· list of immigrant students
· list of students not tested withELDA
· list of NELB students
· list of students on a waiver
· list of current T1 students
· list of current T2 students
· List of current English Language Learners (ELs)
These lists may be pulled from the computer system used by the district. They should be organized with a header stating school district, district number, date, Title III contact, federal programs contact. Similar reports should be available by school upon request.
It is the responsibility of the district to notify the State Department of Education of changes in personnel that impact ESL, e.g., Title III Coordinator, ESL Coordinator, Federal Program Coordinator, within 14 days of the change. It is further the responsibility of the district to send a representative to all State ESL training related to record keeping, testing, federal requirements, etc. Should the district be unable to send a representative, it should contact Jan Lanier for needed information.
If your district needs assistance with any aspect of your district’s ESL program, the State Department of Education will offer you the necessary technical assistance. We are available for regional trainings, for interpretation of test scores, to help design or re-design ESL program within districts, etc. We acknowledge both the challenge and fulfillment of working with a diverse population.
Overview of Title III: English as a Second Language
Service Requirements for Non-English Background Students
· All students registering in the district must be given a Home Language Survey with the following 3 questions: 1. What is the first language this child learned to speak?

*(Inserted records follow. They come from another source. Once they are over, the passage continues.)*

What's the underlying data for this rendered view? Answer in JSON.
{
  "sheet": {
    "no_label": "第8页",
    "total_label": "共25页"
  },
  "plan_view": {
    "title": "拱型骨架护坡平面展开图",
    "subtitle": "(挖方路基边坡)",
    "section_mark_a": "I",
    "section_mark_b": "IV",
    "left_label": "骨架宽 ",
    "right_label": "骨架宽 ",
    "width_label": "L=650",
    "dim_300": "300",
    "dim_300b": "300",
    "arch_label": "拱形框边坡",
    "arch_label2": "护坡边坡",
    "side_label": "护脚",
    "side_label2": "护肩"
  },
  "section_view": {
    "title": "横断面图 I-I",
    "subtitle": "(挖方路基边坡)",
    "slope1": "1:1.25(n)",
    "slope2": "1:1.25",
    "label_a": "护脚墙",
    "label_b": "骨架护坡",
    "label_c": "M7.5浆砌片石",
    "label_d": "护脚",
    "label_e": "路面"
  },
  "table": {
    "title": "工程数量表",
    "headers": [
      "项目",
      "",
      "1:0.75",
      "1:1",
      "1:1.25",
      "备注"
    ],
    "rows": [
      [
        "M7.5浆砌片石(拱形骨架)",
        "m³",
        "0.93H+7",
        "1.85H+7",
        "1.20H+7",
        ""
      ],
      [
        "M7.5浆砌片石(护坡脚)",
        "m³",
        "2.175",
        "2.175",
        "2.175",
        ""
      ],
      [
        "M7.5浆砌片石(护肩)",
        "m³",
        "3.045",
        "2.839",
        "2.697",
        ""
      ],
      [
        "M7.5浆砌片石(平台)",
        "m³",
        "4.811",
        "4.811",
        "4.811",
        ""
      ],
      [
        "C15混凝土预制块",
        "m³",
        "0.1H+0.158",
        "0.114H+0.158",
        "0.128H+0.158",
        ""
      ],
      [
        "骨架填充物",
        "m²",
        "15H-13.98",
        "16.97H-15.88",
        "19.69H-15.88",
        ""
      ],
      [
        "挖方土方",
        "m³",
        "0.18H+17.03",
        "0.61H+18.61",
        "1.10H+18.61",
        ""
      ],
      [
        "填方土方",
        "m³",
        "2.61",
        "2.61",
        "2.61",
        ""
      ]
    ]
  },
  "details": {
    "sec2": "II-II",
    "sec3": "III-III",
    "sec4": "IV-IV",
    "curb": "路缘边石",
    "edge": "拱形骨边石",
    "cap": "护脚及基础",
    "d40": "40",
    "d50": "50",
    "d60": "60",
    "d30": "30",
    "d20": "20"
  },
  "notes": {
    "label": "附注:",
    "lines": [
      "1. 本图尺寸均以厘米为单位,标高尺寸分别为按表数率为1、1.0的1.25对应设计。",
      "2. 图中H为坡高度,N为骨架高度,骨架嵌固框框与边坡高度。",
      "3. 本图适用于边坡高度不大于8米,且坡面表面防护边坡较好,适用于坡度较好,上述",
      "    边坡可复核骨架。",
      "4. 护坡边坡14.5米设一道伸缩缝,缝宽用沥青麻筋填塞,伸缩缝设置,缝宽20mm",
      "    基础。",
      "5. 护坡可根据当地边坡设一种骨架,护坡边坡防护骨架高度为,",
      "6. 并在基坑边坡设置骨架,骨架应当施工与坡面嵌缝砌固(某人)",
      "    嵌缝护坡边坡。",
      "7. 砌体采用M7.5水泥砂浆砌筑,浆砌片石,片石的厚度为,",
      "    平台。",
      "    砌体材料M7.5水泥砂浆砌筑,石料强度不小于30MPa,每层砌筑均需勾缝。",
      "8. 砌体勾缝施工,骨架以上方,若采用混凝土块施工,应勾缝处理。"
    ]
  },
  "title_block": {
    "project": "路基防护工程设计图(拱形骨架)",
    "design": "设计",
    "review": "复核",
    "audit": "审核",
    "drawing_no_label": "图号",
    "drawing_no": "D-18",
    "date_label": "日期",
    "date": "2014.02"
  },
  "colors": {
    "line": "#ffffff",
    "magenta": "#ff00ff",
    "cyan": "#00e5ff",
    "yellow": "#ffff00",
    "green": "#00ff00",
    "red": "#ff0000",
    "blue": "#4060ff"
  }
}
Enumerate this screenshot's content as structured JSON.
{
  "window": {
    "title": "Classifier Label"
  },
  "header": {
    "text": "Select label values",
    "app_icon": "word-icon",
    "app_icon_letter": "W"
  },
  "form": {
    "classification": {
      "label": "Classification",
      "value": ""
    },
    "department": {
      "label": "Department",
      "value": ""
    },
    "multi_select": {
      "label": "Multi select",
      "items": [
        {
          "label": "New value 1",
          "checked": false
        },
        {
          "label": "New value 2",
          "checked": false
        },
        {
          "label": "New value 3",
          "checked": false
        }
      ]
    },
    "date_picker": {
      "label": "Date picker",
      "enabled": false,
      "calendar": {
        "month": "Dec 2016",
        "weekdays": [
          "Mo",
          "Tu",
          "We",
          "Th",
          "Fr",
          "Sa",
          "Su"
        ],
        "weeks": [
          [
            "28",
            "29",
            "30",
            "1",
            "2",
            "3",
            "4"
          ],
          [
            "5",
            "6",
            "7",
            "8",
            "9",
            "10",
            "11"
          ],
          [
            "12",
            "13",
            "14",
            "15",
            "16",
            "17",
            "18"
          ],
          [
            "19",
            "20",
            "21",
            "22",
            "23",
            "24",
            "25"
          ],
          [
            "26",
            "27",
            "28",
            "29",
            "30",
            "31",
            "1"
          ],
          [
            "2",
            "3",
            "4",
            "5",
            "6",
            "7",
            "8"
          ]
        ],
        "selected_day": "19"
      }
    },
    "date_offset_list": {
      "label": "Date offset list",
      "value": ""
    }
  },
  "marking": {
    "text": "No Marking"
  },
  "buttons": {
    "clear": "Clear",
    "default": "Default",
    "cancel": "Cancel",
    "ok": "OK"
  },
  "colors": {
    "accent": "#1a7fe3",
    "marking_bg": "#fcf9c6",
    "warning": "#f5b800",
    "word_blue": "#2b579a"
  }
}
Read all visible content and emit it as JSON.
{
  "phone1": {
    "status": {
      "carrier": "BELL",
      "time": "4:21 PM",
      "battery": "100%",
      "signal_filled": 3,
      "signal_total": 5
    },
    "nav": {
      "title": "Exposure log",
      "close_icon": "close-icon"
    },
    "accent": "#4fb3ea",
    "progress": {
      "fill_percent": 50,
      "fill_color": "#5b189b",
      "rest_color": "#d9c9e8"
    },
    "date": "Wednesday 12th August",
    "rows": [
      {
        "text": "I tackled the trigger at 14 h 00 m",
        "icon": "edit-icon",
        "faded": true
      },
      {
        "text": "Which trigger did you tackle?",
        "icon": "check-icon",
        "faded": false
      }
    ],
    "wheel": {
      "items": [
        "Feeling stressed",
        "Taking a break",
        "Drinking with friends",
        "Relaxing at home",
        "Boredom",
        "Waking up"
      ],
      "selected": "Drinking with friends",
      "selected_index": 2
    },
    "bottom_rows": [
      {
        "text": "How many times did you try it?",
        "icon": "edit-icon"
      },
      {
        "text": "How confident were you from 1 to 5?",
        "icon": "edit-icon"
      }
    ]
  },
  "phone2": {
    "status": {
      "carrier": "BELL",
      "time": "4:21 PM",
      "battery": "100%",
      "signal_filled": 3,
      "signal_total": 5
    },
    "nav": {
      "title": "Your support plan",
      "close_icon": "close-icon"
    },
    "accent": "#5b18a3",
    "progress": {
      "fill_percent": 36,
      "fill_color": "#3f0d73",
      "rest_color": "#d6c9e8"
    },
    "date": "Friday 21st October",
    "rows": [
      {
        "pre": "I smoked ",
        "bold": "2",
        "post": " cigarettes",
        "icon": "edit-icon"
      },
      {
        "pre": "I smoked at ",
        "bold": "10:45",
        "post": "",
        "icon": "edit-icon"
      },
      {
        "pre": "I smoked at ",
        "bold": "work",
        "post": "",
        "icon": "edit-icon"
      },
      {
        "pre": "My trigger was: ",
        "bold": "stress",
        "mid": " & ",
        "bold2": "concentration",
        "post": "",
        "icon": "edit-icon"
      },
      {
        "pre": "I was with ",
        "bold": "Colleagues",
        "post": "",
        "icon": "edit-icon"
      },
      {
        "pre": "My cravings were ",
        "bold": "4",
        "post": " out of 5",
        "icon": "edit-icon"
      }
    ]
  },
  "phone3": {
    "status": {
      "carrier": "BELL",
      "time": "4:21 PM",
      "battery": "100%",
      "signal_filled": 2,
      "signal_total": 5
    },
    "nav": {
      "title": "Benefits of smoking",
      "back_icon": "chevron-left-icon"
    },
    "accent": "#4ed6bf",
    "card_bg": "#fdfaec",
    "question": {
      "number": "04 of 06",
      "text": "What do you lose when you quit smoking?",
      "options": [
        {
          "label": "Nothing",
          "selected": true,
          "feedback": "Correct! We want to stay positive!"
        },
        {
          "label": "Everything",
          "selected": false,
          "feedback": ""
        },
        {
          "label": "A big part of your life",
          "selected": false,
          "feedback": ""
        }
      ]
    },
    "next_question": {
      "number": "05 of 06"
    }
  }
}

2. What language does this child speak most often outside of school?
3. What language do people usually speak in this child’s home?
· Every student who has an answer other than English on the Home Language Survey (HLS) must be assessed with the Tennessee English Language Placement Assessment (TELPA)
· Students who score a 1 on the TELPA, or who scored a 1 or 2 composite on the previous year’s English Language Development Assessment (ELDA) must receive a minimum of one hour of ESL services daily
· Students who score a 2 on the TELPA or who scored a 3 composite on the ELDA must receive services as needed. For many, this will be 1 hour per day.
· Students who score a 3 on the TELPA do not qualify for ESL services and are coded as Non English Language Background (NELB) in the Education Information System (EIS)
· Students who score composite 5 on the ELDA must be exited from services and coded as an 1 (Transition 1) in EIS for the first year in transition.
· Students who score a composite 4 may be exited and coded as 1. If they are not exited, their names must be submitted to the state with a reason for not exiting them.
· English Learners (ELs) may never be retained or failed based on language ability.
· All ELs (not Transition students) must be assessed annually with ELDA until exited.
· ELs must have full access to content curriculum through necessary modifications and accommodations.
· ELs must take the math, language arts, social studies, and science TCAP annually with one exception: during the first year in the US, the student may be exempt from the English Language Arts Achievement test. No EL is exempt from the English Language Proficiency Assessment (ELPA)
· An ESL program may be provided through various service delivery models including: ESL pull-out programs, ESL cluster centers to which students are transported from their zone schools, resource centers/ESL laboratories, newcomer centers, push-in or inclusion models, sheltered content classes, content based ESL classes, structured immersion classes, or scheduled ESL class periods.
· ESL teachers must be fluent in all four domains (reading, writing, speaking, and listening) of English. Each district should have a plan in place for assessing the teacher before hiring.
· ELs should be allowed to participate in all extra-curricular and special programs if they wish to participate.
· Districts should post definitions of Immigrant and LEP (EL in TN) students on their websites and make sure teachers and administrators understand these definitions.